NYC Skyline
Back to Stories & Articles

Toward Shabbat: Tazria-Mezora

My son Aiden turned double digits last week. The number celebrates his ten years of life and mine as a parent. It’s hard to believe. I spent a long time praying, hoping to build a life with a partner and kids and mourning that it didn’t come to pass. But now I’m a decade into this beautiful life and it is more fulfilling than I imagined it could be. The psalmist teaches, “those that sow in tears will reap in joy.” (Psalm 126:5). The joy didn’t come in the way I dreamed, but I am at the turning point. The years of reaping will now be more numerous than the years of  mourning. Life doesn’t always turn out that way. Sometimes it is quite the opposite. Many of us  count the years we’ve lived without someone longer than we lived with them, and there is profound pain in that reality. 

לִמְנ֣וֹת יָ֭מֵינוּ כֵּ֣ן הוֹדַ֑ע וְ֝נָבִ֗א לְבַ֣ב חָכְמָֽה׃

Teach us to count our days rightly, that we may obtain a heart of wisdom. (Psalm 90:12)

Counting is not only an exercise in marking time, but a spiritual practice of discernment to cultivate understanding and wisdom.

It’s been seven weeks since we gathered together for Shabbat services as a whole community. Five weeks since we started sheltering in place, 16 days since we ushered in Pesah, and 15 days since we began counting the omer.  

Counting of the Omer

The 49-day spiritual counting of the omer that takes us from the second night of Pesah to Shavuot is a counting that is time limited. We have a goal. The wisdom that we obtain on Shavuot is the Torah, the heartbeat of our tradition. Each day of the counting is meant to be marked for its uniqueness and one more step in the process of spiritual refinement and readiness in receiving Torah anew.
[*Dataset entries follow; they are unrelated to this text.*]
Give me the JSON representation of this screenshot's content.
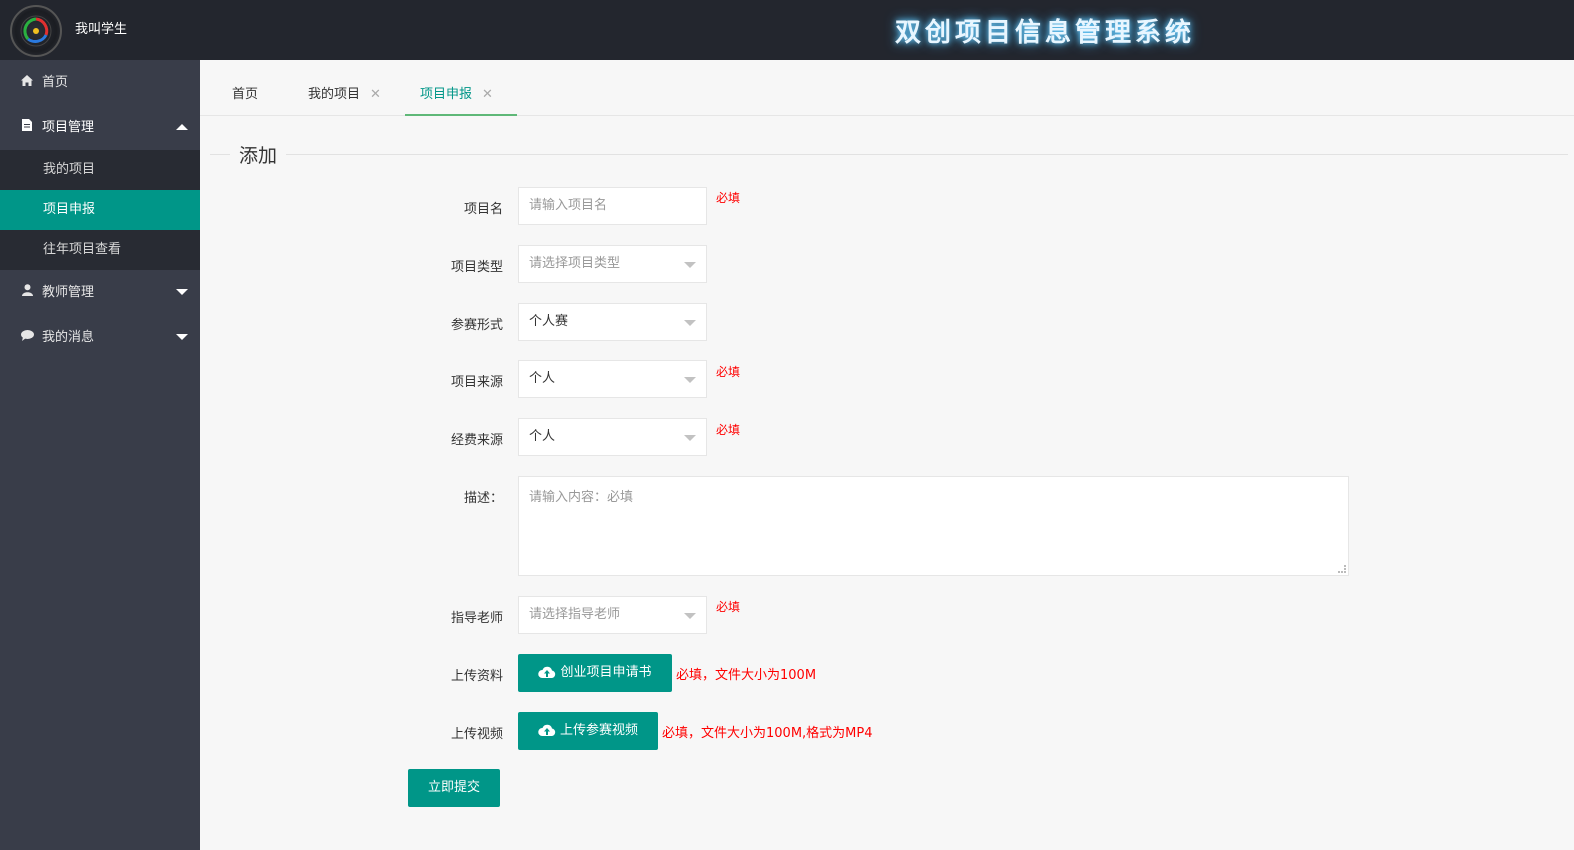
{
  "header": {
    "username": "我叫学生",
    "system_title": "双创项目信息管理系统"
  },
  "sidebar": {
    "home": {
      "label": "首页",
      "icon": "home-icon"
    },
    "project_mgmt": {
      "label": "项目管理",
      "icon": "document-icon",
      "items": [
        {
          "label": "我的项目"
        },
        {
          "label": "项目申报"
        },
        {
          "label": "往年项目查看"
        }
      ]
    },
    "teacher_mgmt": {
      "label": "教师管理",
      "icon": "user-icon"
    },
    "messages": {
      "label": "我的消息",
      "icon": "chat-bubble-icon"
    }
  },
  "tabs": [
    {
      "label": "首页"
    },
    {
      "label": "我的项目"
    },
    {
      "label": "项目申报"
    }
  ],
  "form": {
    "title": "添加",
    "project_name": {
      "label": "项目名",
      "placeholder": "请输入项目名",
      "required": "必填"
    },
    "project_type": {
      "label": "项目类型",
      "placeholder": "请选择项目类型"
    },
    "competition_form": {
      "label": "参赛形式",
      "value": "个人赛"
    },
    "project_source": {
      "label": "项目来源",
      "value": "个人",
      "required": "必填"
    },
    "funding_source": {
      "label": "经费来源",
      "value": "个人",
      "required": "必填"
    },
    "description": {
      "label": "描述：",
      "placeholder": "请输入内容：必填"
    },
    "advisor": {
      "label": "指导老师",
      "placeholder": "请选择指导老师",
      "required": "必填"
    },
    "upload_material": {
      "label": "上传资料",
      "button": "创业项目申请书",
      "note": "必填，文件大小为100M"
    },
    "upload_video": {
      "label": "上传视频",
      "button": "上传参赛视频",
      "note": "必填，文件大小为100M,格式为MP4"
    },
    "submit": "立即提交"
  },
  "colors": {
    "accent": "#009688",
    "sidebar": "#393d49",
    "header": "#23262e",
    "required": "#ff0000"
  }
}
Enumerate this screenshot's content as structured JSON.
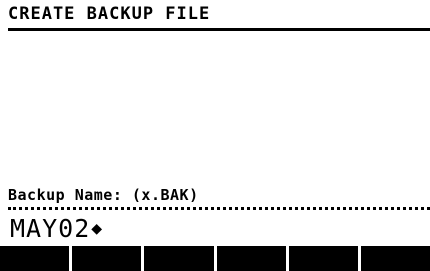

Lately, the days seem less unique from one to the next, and one 24-hour period can feel like an eternity. One of the greatest challenges of living in this moment is not knowing when the rule of COVID-19 will come to an end. When will we experience the turning point of being liberated as long as we’ve been isolated? What wisdom will we gain from all this counting? 

For many of us, getting through each day feels like an accomplishment. It is enough to just count the omer and fulfill the mitzvah. But counting is never the ultimate goal, just as Pesah and liberation are never the end point of our story. As Jews, it is incumbent upon us to seek and reveal the wisdom in this new reality of ours, the Torah of our time. I don’t want a return to normalcy. I want a renewed covenant as a country, as a humanity. I want us to become wiser, both individually and collectively, and to learn what was right and good and inspiring about these days. I want to raise up the holy acts of first responders and those who are preparing meals for them. I want to honor the small kindnesses of neighbors checking in on each other and the ways communities like ours* are holding each other close from a distance. I want to sustain that love, commitment, and solidarity. I also want us to learn about the failures of our society, like the lack of a safety net for the most vulnerable. What kind of democracy asks their citizens to vote in-person during a pandemic? How can we assure public transportation for those who need it to get to work, and yet fail to supply our transit workers with protective gear? How can we deem grocery store clerks and delivery people essential, but not provide them with a living wage? We need to make these stories count. 

Please God, someday in the not-too-distant future, we will have the blessing of leaving our homes. How will we remember these days and stories and the tears that we have sown so that we might reap in joy? How will we rebuild our society with all the love, commitment, and wisdom we have gained by counting our days? 

* At Kadima tefilah, after singing Olam Hesed Yibane (Build a World on Love)—I asked kids to share in the chat one way they were going to help build a world with love in the coming week.